_Assigned task_. The entries should each be set down again precisely.

□ □ □

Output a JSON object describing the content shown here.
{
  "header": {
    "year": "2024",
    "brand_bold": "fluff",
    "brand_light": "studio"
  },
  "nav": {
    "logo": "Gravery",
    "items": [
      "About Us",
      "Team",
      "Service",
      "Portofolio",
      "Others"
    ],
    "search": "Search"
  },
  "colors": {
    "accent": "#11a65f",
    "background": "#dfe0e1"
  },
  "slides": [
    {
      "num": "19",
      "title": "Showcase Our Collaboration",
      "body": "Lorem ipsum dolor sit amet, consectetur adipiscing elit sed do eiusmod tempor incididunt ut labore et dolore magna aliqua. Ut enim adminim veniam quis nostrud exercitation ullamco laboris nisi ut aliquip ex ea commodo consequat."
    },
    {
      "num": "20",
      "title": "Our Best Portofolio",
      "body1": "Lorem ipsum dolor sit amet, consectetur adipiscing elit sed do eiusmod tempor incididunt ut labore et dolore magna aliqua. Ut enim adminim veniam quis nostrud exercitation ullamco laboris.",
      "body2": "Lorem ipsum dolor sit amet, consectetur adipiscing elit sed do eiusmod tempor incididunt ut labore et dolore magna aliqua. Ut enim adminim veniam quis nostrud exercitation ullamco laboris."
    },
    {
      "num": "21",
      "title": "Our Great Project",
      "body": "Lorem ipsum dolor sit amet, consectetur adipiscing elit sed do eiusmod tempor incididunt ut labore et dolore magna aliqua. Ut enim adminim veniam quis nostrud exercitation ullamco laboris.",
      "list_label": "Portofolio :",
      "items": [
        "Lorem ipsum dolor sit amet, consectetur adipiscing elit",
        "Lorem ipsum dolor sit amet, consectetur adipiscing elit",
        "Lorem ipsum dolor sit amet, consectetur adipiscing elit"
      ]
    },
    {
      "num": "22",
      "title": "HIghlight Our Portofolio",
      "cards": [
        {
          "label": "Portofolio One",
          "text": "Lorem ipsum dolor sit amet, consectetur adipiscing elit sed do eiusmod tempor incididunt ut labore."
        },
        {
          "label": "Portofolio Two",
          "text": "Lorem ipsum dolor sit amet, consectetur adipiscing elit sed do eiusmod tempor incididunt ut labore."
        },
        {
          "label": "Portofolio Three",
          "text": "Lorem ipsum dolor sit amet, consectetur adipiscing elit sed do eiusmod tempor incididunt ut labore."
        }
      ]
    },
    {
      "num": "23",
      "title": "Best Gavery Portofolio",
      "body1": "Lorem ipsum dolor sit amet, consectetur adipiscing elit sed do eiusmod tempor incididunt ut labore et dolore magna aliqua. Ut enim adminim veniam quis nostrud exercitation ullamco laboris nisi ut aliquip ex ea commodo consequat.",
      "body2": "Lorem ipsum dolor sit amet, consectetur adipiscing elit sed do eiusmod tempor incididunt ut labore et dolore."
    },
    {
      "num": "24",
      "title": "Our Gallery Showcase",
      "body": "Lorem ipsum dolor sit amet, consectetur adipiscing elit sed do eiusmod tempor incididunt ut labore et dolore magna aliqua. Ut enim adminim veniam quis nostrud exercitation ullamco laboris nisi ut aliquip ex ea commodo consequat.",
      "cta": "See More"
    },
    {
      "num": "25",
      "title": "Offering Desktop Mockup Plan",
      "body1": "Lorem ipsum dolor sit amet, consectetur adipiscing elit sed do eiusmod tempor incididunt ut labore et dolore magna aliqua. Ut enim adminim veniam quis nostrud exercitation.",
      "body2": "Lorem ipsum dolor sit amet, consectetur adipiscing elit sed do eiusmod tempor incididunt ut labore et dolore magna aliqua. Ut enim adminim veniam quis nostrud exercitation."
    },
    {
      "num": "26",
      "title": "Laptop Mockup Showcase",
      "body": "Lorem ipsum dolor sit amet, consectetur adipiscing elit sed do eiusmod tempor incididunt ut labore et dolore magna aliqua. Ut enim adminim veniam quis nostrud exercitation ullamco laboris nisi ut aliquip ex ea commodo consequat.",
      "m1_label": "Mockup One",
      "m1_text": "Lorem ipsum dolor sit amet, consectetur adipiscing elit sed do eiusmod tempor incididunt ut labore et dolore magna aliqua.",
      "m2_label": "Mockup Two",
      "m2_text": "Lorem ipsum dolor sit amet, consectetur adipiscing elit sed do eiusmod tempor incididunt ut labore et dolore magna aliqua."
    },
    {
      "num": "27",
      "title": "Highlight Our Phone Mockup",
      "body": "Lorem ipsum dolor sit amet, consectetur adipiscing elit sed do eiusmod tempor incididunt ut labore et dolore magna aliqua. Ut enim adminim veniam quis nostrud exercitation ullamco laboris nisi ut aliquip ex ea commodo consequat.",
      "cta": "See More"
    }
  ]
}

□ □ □

_Answer_.
Output a JSON object describing the content shown here.
{
  "header": {
    "year": "2024",
    "brand_bold": "fluff",
    "brand_light": "studio"
  },
  "nav": {
    "logo": "Gravery",
    "items": [
      "About Us",
      "Team",
      "Service",
      "Portofolio",
      "Others"
    ],
    "search": "Search"
  },
  "colors": {
    "accent": "#11a65f",
    "background": "#dfe0e1"
  },
  "slides": [
    {
      "num": "19",
      "title": "Showcase Our Collaboration",
      "body": "Lorem ipsum dolor sit amet, consectetur adipiscing elit sed do eiusmod tempor incididunt ut labore et dolore magna aliqua. Ut enim adminim veniam quis nostrud exercitation ullamco laboris nisi ut aliquip ex ea commodo consequat."
    },
    {
      "num": "20",
      "title": "Our Best Portofolio",
      "body1": "Lorem ipsum dolor sit amet, consectetur adipiscing elit sed do eiusmod tempor incididunt ut labore et dolore magna aliqua. Ut enim adminim veniam quis nostrud exercitation ullamco laboris.",
      "body2": "Lorem ipsum dolor sit amet, consectetur adipiscing elit sed do eiusmod tempor incididunt ut labore et dolore magna aliqua. Ut enim adminim veniam quis nostrud exercitation ullamco laboris."
    },
    {
      "num": "21",
      "title": "Our Great Project",
      "body": "Lorem ipsum dolor sit amet, consectetur adipiscing elit sed do eiusmod tempor incididunt ut labore et dolore magna aliqua. Ut enim adminim veniam quis nostrud exercitation ullamco laboris.",
      "list_label": "Portofolio :",
      "items": [
        "Lorem ipsum dolor sit amet, consectetur adipiscing elit",
        "Lorem ipsum dolor sit amet, consectetur adipiscing elit",
        "Lorem ipsum dolor sit amet, consectetur adipiscing elit"
      ]
    },
    {
      "num": "22",
      "title": "HIghlight Our Portofolio",
      "cards": [
        {
          "label": "Portofolio One",
          "text": "Lorem ipsum dolor sit amet, consectetur adipiscing elit sed do eiusmod tempor incididunt ut labore."
        },
        {
          "label": "Portofolio Two",
          "text": "Lorem ipsum dolor sit amet, consectetur adipiscing elit sed do eiusmod tempor incididunt ut labore."
        },
        {
          "label": "Portofolio Three",
          "text": "Lorem ipsum dolor sit amet, consectetur adipiscing elit sed do eiusmod tempor incididunt ut labore."
        }
      ]
    },
    {
      "num": "23",
      "title": "Best Gavery Portofolio",
      "body1": "Lorem ipsum dolor sit amet, consectetur adipiscing elit sed do eiusmod tempor incididunt ut labore et dolore magna aliqua. Ut enim adminim veniam quis nostrud exercitation ullamco laboris nisi ut aliquip ex ea commodo consequat.",
      "body2": "Lorem ipsum dolor sit amet, consectetur adipiscing elit sed do eiusmod tempor incididunt ut labore et dolore."
    },
    {
      "num": "24",
      "title": "Our Gallery Showcase",
      "body": "Lorem ipsum dolor sit amet, consectetur adipiscing elit sed do eiusmod tempor incididunt ut labore et dolore magna aliqua. Ut enim adminim veniam quis nostrud exercitation ullamco laboris nisi ut aliquip ex ea commodo consequat.",
      "cta": "See More"
    },
    {
      "num": "25",
      "title": "Offering Desktop Mockup Plan",
      "body1": "Lorem ipsum dolor sit amet, consectetur adipiscing elit sed do eiusmod tempor incididunt ut labore et dolore magna aliqua. Ut enim adminim veniam quis nostrud exercitation.",
      "body2": "Lorem ipsum dolor sit amet, consectetur adipiscing elit sed do eiusmod tempor incididunt ut labore et dolore magna aliqua. Ut enim adminim veniam quis nostrud exercitation."
    },
    {
      "num": "26",
      "title": "Laptop Mockup Showcase",
      "body": "Lorem ipsum dolor sit amet, consectetur adipiscing elit sed do eiusmod tempor incididunt ut labore et dolore magna aliqua. Ut enim adminim veniam quis nostrud exercitation ullamco laboris nisi ut aliquip ex ea commodo consequat.",
      "m1_label": "Mockup One",
      "m1_text": "Lorem ipsum dolor sit amet, consectetur adipiscing elit sed do eiusmod tempor incididunt ut labore et dolore magna aliqua.",
      "m2_label": "Mockup Two",
      "m2_text": "Lorem ipsum dolor sit amet, consectetur adipiscing elit sed do eiusmod tempor incididunt ut labore et dolore magna aliqua."
    },
    {
      "num": "27",
      "title": "Highlight Our Phone Mockup",
      "body": "Lorem ipsum dolor sit amet, consectetur adipiscing elit sed do eiusmod tempor incididunt ut labore et dolore magna aliqua. Ut enim adminim veniam quis nostrud exercitation ullamco laboris nisi ut aliquip ex ea commodo consequat.",
      "cta": "See More"
    }
  ]
}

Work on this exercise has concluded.